WHAT TO PRODUCE: Provide only the number of lines in the records below that include "left".

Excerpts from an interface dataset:
..........
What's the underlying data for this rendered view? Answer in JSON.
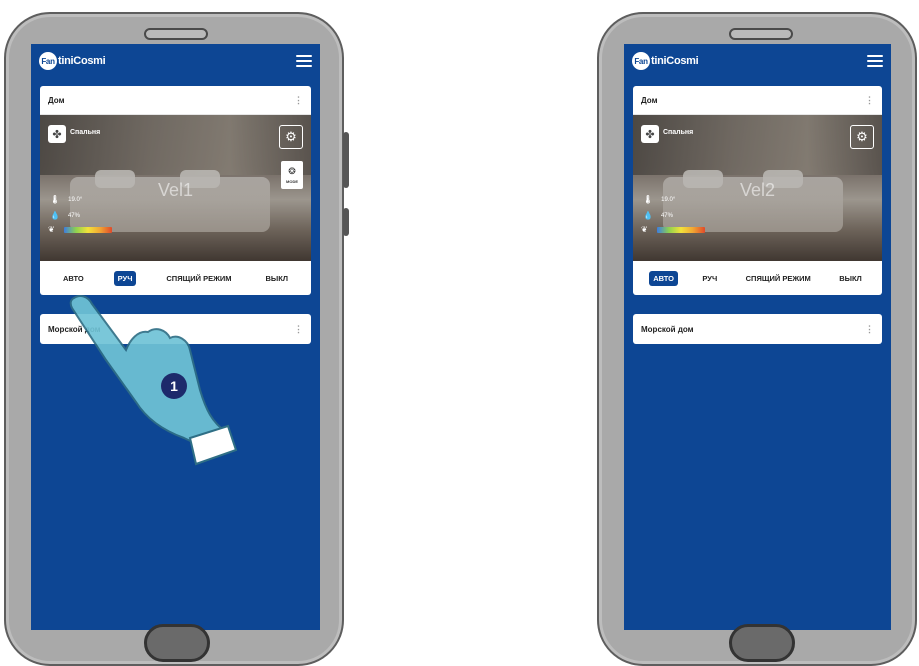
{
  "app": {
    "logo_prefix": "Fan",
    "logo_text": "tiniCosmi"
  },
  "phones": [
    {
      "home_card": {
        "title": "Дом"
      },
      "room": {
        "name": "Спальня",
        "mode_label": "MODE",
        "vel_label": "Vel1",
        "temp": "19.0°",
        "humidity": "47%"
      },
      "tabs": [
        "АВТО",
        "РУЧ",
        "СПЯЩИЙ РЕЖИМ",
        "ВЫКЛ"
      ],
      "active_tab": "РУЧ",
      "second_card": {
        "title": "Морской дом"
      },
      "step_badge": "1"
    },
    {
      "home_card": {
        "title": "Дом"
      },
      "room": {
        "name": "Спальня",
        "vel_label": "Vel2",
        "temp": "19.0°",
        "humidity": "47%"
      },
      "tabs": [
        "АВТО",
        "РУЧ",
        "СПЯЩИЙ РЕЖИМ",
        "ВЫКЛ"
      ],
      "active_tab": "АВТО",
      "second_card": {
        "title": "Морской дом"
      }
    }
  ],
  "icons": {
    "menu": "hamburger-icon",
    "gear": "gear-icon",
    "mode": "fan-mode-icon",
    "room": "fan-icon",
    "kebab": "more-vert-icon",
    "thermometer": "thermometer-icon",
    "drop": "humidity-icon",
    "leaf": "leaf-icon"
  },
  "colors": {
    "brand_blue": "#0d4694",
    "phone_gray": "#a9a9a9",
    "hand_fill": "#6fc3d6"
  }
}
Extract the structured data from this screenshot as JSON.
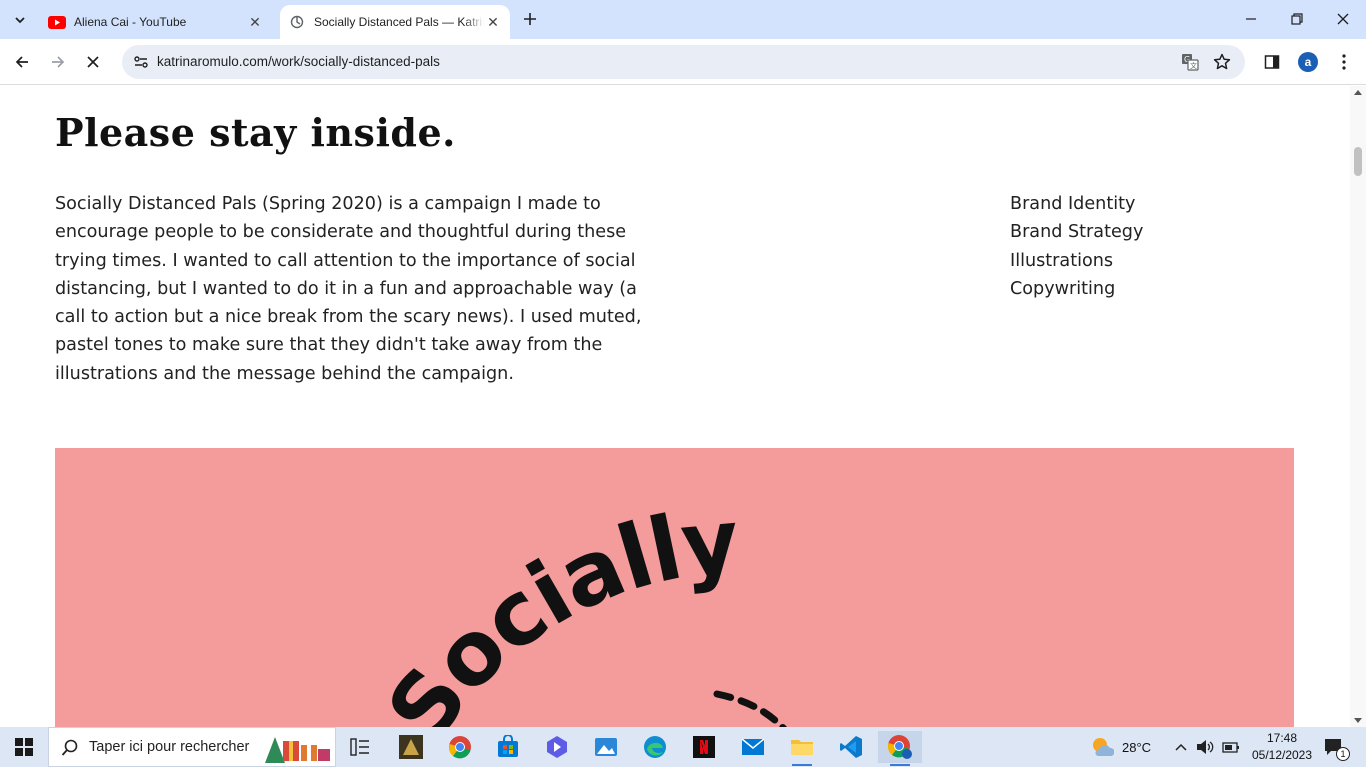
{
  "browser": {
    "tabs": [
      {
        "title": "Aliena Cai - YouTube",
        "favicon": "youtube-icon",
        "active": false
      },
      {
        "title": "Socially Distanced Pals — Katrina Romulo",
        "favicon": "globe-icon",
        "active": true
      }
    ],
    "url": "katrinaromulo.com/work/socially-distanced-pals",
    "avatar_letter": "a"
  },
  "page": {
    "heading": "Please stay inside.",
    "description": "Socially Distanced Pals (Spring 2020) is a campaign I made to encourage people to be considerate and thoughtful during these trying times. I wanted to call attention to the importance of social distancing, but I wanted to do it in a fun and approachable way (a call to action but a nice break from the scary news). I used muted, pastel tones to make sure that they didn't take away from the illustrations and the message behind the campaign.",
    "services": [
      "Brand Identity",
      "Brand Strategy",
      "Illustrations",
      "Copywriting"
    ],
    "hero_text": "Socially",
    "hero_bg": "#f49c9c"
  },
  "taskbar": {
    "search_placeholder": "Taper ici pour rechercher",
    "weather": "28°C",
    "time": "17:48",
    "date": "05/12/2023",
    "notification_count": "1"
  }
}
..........
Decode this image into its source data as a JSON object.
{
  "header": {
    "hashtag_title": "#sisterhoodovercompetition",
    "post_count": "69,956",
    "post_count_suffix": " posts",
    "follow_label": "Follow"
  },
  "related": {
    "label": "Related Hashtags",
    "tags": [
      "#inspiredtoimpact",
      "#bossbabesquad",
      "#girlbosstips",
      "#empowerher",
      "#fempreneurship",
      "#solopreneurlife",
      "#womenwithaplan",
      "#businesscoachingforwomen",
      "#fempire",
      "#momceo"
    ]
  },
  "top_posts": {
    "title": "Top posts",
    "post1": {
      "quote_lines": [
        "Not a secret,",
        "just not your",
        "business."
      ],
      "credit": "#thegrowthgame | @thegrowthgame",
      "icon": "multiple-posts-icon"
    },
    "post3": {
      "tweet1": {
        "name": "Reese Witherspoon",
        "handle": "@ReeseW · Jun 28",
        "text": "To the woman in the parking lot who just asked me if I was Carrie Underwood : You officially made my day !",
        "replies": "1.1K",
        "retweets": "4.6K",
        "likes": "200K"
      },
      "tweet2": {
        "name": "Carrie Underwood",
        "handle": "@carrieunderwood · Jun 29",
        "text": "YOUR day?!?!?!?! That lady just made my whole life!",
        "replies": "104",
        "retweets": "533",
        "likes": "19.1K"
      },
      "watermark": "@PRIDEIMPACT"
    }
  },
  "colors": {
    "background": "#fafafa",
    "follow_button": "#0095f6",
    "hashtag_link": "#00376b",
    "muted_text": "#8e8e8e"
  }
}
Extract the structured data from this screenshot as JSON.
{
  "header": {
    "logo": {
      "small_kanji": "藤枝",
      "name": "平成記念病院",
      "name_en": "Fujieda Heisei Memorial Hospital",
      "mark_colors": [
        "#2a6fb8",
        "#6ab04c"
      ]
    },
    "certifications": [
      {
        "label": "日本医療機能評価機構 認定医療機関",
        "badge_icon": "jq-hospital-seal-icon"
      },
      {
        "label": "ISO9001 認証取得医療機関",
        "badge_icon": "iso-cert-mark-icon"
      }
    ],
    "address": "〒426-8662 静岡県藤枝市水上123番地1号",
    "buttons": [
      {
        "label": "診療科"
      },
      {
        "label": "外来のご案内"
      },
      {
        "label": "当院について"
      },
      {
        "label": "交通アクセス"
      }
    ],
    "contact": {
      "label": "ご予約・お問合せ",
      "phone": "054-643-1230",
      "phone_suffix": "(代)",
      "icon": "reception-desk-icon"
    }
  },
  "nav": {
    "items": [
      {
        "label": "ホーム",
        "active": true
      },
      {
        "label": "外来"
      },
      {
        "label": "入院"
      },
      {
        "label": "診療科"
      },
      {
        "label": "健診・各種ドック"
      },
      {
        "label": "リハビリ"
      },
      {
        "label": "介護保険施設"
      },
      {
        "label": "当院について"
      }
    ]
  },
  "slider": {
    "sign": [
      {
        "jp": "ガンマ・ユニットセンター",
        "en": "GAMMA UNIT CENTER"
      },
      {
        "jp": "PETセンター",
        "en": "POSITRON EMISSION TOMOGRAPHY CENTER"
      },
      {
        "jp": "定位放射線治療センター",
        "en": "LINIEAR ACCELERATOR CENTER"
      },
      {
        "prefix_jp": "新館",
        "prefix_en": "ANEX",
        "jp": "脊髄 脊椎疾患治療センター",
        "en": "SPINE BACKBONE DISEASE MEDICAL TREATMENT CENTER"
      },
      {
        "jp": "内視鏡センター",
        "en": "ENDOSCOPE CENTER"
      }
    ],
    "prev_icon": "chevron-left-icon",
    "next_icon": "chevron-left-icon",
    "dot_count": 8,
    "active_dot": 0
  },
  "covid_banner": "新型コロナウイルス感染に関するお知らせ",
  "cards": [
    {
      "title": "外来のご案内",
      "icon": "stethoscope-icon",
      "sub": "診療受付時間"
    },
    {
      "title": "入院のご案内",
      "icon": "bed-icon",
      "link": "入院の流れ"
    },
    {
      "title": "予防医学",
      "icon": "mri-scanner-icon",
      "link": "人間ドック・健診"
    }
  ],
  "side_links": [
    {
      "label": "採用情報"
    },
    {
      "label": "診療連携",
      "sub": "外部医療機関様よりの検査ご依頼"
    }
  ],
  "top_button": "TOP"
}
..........
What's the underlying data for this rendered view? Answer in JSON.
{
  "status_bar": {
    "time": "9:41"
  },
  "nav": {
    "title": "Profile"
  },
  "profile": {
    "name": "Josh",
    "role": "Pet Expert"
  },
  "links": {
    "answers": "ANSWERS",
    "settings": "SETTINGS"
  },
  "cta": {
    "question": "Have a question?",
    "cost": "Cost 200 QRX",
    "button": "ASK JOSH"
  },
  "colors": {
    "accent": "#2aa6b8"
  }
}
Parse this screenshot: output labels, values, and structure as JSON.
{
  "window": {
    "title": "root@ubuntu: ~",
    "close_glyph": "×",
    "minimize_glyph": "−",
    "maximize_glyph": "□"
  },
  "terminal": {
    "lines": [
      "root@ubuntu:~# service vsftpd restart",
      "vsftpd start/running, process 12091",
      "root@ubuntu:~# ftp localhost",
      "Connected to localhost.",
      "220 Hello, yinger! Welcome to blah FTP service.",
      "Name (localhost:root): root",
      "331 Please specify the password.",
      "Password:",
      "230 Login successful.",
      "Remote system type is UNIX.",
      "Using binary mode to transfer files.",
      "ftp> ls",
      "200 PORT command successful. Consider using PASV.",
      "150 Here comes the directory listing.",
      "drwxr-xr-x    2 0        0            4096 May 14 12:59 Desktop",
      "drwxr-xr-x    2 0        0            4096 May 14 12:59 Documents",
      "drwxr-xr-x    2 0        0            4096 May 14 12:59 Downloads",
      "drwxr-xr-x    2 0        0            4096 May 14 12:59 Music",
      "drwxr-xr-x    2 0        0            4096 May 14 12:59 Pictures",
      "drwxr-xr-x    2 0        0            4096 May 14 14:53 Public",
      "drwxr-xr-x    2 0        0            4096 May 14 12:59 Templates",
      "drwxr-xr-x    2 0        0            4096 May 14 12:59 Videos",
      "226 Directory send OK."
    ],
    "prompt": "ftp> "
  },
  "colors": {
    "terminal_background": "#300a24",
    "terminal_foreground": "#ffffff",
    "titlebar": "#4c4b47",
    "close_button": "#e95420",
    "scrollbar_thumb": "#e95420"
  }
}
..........
SOLUTION: 2